The key, he said, is proper preparation and proper training. Drivers should go through live exercises simulating the aftermath of a crash. Company spokespeople (have you designated who that should be?) should go through simulations of interviews with a camera in their face.

Because the driver is the one on the scene, Jerrell outlined seven steps drivers need to take when involved in an accident. These should be ingrained in them through proper training and practice:

1. Remain calm.

“Before you do anything, take a deep breath,” Jerrell recommended telling drivers. “There’s a high probability you’re the only person on this scene who’s a professional. The people on the scene expect you to do things right, the courts expect you to do things right.” Don’t admit fault to anyone – even a simple “I’m sorry” could be construed by a court as an admittance of guilt.

2. Stop.

Drivers should not move the unit from the crash site unless told to do so by police or signs posted on the highway. If stopping […]

By |November 7th, 2014|Safety & Compliance|Comments Off on Safety & Compliance: Preparing For a Crash

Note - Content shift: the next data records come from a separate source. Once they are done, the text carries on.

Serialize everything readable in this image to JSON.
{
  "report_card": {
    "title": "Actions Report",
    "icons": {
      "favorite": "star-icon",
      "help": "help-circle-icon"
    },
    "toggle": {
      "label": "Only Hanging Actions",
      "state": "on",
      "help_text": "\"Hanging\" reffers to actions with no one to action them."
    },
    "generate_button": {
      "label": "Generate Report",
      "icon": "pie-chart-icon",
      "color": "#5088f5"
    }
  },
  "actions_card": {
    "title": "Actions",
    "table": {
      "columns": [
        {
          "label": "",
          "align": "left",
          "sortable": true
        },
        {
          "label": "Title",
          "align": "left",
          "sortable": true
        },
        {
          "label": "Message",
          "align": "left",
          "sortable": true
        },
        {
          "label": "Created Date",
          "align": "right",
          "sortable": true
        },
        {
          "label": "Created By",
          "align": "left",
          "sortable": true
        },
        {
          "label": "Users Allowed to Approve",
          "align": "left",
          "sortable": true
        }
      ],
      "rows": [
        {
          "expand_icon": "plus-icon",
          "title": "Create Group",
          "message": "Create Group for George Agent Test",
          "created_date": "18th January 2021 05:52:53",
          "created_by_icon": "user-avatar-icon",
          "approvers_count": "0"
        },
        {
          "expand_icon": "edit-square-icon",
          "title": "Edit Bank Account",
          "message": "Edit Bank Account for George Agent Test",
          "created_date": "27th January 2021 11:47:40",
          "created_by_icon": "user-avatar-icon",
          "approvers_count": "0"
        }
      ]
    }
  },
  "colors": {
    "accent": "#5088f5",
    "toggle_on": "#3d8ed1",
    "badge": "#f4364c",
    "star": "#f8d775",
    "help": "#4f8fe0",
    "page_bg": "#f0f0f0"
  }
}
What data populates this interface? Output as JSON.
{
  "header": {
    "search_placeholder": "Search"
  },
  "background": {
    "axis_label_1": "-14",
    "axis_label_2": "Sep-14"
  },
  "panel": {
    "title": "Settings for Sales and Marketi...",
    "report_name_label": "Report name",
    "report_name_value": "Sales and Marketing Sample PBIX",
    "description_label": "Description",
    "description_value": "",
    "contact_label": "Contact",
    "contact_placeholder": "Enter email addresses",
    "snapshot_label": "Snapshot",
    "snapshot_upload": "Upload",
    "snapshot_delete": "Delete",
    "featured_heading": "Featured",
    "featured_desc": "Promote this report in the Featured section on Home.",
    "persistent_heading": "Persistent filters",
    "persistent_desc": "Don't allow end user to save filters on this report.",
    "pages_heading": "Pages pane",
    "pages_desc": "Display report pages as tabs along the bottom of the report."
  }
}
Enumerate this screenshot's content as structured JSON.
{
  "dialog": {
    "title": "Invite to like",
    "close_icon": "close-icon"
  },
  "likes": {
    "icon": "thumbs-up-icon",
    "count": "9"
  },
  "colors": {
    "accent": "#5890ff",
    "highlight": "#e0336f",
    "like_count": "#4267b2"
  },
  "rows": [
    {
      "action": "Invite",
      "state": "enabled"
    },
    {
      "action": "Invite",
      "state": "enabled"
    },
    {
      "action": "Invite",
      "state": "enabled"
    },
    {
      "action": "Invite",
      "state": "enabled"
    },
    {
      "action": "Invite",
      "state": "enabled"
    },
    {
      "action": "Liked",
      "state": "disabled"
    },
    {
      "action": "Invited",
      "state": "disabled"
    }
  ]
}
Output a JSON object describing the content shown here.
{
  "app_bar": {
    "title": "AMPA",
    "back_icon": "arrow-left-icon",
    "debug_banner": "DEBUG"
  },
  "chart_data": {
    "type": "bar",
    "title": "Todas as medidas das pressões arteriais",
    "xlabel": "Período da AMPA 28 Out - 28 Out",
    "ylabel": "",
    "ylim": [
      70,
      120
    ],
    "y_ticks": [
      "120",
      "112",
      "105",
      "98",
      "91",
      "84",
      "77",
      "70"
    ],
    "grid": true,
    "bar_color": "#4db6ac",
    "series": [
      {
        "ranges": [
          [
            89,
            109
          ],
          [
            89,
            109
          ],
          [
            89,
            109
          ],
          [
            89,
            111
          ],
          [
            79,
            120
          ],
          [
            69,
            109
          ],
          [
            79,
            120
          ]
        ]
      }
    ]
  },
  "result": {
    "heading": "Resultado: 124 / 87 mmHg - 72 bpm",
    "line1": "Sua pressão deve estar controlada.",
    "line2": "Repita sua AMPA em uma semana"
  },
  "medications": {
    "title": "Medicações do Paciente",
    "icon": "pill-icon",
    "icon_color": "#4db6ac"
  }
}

Fleet Safety Video Tip: Packing a Winter Emergency Kit

 
Tips for Packing a Winter Emergency Kit
 
AccuWeather has forecast a chilly Halloween for much of the country. In fact, the Great Lakes and Ohio Valley regions are expected to see temperatures dip into the mid-20s to lower-30s with a chance of snowfall. So now is probably a good time to remind fleet drivers to make sure their vehicle emergency kit is fit for the coming winter weather.

The kit needs to include items that would come in handy if the fleet vehicle ever becomes stranded in inclement weather. Keep in mind that emergency services, towing services and snowplow fleets can quickly become overtaxed during major storms. Drivers should include items that would help make an extended wait for help as comfortable as possible.

AAA recommends the following items:

• Bag of abrasive material (sand, salt, cat litter) or traction mats
• Snow shovel
• Flashlight with extra batteries
• Window washer solvent
• Ice scraper with brush
• Cloth or roll of paper towels
• Jumper cables
• Extra warm clothing (gloves, hats, scarves)
• Blankets
• Warning devices (flares or triangles)
• Drinking water
• Non-perishable snacks
• First-aid kit
• Basic toolkit (screwdrivers, pliers, adjustable wrench)
• Mobile phone and car charger, with the phone pre-programmed with rescue apps and important phone numbers.

For additional advice from the Weather Channel, click on the video below.

By |October 28th, 2014|Safety & Compliance, Tech Tips|Comments Off on Fleet Safety Video Tip: Packing a Winter Emergency Kit